You can remember the good times, and even smile perhaps laugh. But when the laughter fades you simply miss them.
You can mount a campaign against the disease or drunk driving or texting while driving or warning other’s of the potential danger that took your loved one, but in the evening light you simply miss them.
You can rage in anger against bureaucracy that claims your unfocused time and attention with paperwork and information gathering with the final result being your loved one is still gone and ultimately you simply miss them.
You can write and write and talk and talk and look through pictures till your heart feels like it will burst and as you finally close your eyes for sleep, you simply miss them.
You dream of them, you look for their face when in a crowd, you hope for something like a message sent to reassure you that they are okay but it does not tame the part of you when you simply miss them.
And simple is the wrong word here. Simple is too simple because the missing is so huge and threatens to take over your day and if not paid attention to, take over your life.

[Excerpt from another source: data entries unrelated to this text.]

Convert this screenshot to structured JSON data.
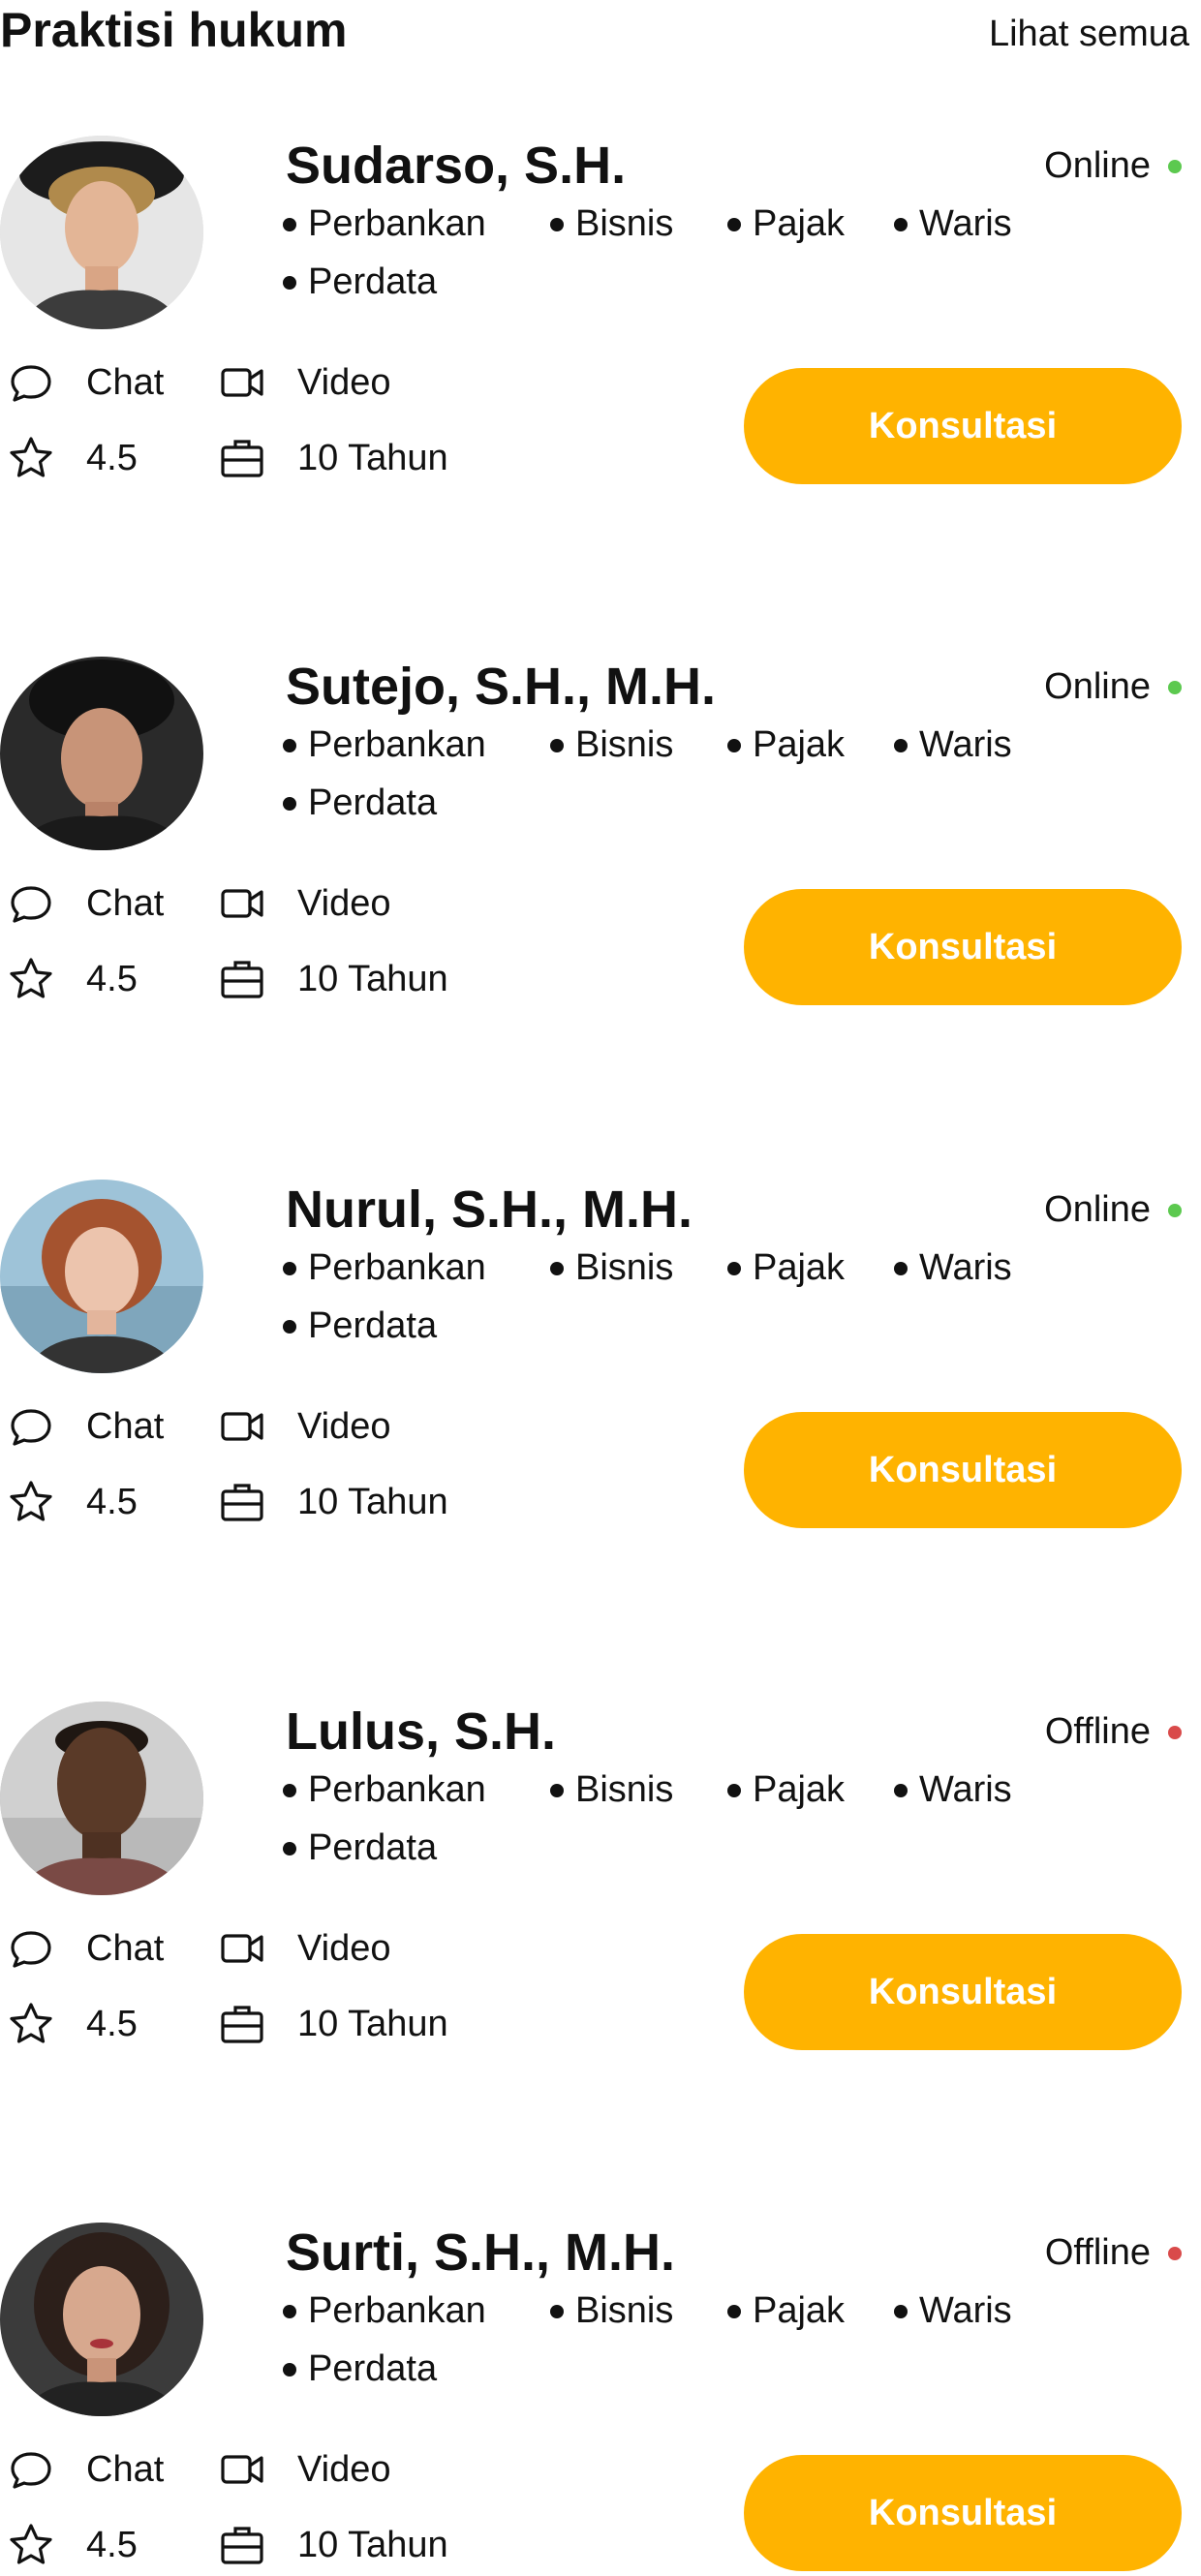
{
  "header": {
    "title": "Praktisi hukum",
    "see_all": "Lihat semua"
  },
  "colors": {
    "accent": "#ffb300",
    "online": "#5cc94f",
    "offline": "#d94a4a"
  },
  "lawyers": [
    {
      "name": "Sudarso, S.H.",
      "status": "Online",
      "tags": [
        "Perbankan",
        "Bisnis",
        "Pajak",
        "Waris",
        "Perdata"
      ],
      "chat_label": "Chat",
      "video_label": "Video",
      "rating": "4.5",
      "experience": "10 Tahun",
      "button_label": "Konsultasi"
    },
    {
      "name": "Sutejo, S.H., M.H.",
      "status": "Online",
      "tags": [
        "Perbankan",
        "Bisnis",
        "Pajak",
        "Waris",
        "Perdata"
      ],
      "chat_label": "Chat",
      "video_label": "Video",
      "rating": "4.5",
      "experience": "10 Tahun",
      "button_label": "Konsultasi"
    },
    {
      "name": "Nurul, S.H., M.H.",
      "status": "Online",
      "tags": [
        "Perbankan",
        "Bisnis",
        "Pajak",
        "Waris",
        "Perdata"
      ],
      "chat_label": "Chat",
      "video_label": "Video",
      "rating": "4.5",
      "experience": "10 Tahun",
      "button_label": "Konsultasi"
    },
    {
      "name": "Lulus, S.H.",
      "status": "Offline",
      "tags": [
        "Perbankan",
        "Bisnis",
        "Pajak",
        "Waris",
        "Perdata"
      ],
      "chat_label": "Chat",
      "video_label": "Video",
      "rating": "4.5",
      "experience": "10 Tahun",
      "button_label": "Konsultasi"
    },
    {
      "name": "Surti, S.H., M.H.",
      "status": "Offline",
      "tags": [
        "Perbankan",
        "Bisnis",
        "Pajak",
        "Waris",
        "Perdata"
      ],
      "chat_label": "Chat",
      "video_label": "Video",
      "rating": "4.5",
      "experience": "10 Tahun",
      "button_label": "Konsultasi"
    }
  ]
}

Days come when your mind takes a break and concentrates on other things – and you feel guilty that you allowed yourself a moment not to miss them. But in the doing of things that are your bailiwick you honor who you are, the person that they loved. Could it be as simple as that? To shift your energy to focus on the things you will do each day and do them in honor of the loved one who is now gone? With purpose and forethought to say, “today I will do what I do because I loved them, because they loved me.” ?

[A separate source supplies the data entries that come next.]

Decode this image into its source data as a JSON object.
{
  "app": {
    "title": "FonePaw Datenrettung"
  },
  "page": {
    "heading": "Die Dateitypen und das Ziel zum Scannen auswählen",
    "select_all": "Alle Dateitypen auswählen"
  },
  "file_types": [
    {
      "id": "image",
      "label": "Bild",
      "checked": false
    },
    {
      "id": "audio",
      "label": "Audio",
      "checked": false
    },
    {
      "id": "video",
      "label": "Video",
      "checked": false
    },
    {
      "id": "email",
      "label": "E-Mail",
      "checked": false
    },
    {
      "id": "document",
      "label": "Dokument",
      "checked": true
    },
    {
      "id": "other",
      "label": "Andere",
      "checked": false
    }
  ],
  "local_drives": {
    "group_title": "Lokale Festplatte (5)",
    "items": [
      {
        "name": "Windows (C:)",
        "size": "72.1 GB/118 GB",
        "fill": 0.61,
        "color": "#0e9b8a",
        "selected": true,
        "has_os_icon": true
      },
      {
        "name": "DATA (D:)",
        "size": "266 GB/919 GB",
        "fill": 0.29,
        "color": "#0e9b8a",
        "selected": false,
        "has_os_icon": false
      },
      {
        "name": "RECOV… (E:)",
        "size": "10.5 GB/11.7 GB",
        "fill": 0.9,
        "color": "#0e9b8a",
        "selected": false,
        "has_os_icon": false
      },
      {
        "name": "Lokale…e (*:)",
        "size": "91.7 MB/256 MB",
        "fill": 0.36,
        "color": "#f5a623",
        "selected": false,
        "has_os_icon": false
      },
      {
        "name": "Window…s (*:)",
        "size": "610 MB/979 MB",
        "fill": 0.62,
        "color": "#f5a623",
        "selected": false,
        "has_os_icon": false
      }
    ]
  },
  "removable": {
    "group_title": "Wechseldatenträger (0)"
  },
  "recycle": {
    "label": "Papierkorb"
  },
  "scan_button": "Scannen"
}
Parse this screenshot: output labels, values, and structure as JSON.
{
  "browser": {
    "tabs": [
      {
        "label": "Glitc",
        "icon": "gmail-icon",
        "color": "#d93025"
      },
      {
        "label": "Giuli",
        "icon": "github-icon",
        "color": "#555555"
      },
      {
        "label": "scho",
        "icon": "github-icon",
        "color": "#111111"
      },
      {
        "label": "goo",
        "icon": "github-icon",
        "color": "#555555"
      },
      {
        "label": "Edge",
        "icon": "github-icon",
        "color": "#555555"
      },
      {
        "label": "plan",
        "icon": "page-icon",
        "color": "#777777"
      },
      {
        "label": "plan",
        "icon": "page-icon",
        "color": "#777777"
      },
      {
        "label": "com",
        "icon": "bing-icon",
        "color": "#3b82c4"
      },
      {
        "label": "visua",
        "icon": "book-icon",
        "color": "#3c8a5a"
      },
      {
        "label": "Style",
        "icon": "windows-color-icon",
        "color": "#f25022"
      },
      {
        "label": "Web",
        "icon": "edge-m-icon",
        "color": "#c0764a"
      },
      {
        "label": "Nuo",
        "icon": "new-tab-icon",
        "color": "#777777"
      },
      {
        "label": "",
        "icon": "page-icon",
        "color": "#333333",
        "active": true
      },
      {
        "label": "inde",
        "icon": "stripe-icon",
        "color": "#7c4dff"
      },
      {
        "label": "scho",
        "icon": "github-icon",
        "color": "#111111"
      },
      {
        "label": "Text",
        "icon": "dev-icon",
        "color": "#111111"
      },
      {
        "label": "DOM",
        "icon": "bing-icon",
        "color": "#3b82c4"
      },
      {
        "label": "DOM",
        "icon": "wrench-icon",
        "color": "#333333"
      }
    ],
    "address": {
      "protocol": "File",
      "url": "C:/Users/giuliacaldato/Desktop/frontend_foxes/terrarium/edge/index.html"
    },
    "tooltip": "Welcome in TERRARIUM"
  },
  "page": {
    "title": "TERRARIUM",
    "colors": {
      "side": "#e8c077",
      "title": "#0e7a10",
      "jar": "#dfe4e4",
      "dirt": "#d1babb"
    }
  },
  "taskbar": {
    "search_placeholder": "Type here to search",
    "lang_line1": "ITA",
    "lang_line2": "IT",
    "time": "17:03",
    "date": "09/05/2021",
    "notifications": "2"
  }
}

The downside is that after you become busy times of grief and missing them seem, when they come, acutely painful – bigger because they are concentrated and intense. It is a painful trade off. Surrender every day to the dulled down existence or parts of days to intense grief.
I am not talking about the first months after our loved one departed. I don’t know that this can even apply to the first year for some. I don’t know if it can ever apply for some. It is not mine to choose for them. Not adding to the guilt of still being alive by allowing yourself time to do those things you need to do without thinking about your departed loved one is a huge hurdle. It is one you have to jump more than once – in greater and lesser degrees.
I am told again and again by those who have been on this side of things longer that this will change with time. I think it does, but the change is subtle and almost imperceptible.
The death of our precious loved one was abrupt. Our path from here on is uncharted. Crumbs are dropped by others who are further up the path and they shine a light back to us now and then to reassure us they are there. Sometimes on holidays and painful mile markers you just have to sit down and be where you have to be for a while. It is frustrating to feel like you have made no progress at all. You are weary because you have had to work so hard to get where you are and there is that pain again.
You want to be able to talk it out to someone. You still might want the stage, front and center to dump some of this pain, to have others empathize. It was difficult when this first happened it is almost impossible now. It takes them a moment to realize why you might still be upset at times. They might say it, though most out of respect won’t. But they all think on some level that you should be “getting over it” by now. When they get that look of concern or the look that says, I’m going to run if I get the chance perhaps we should say “I simply miss my child”. I simply and purely miss my son.
I can’t tell you all the things I miss because that would take 29 years. As complex as this simple is, I miss him.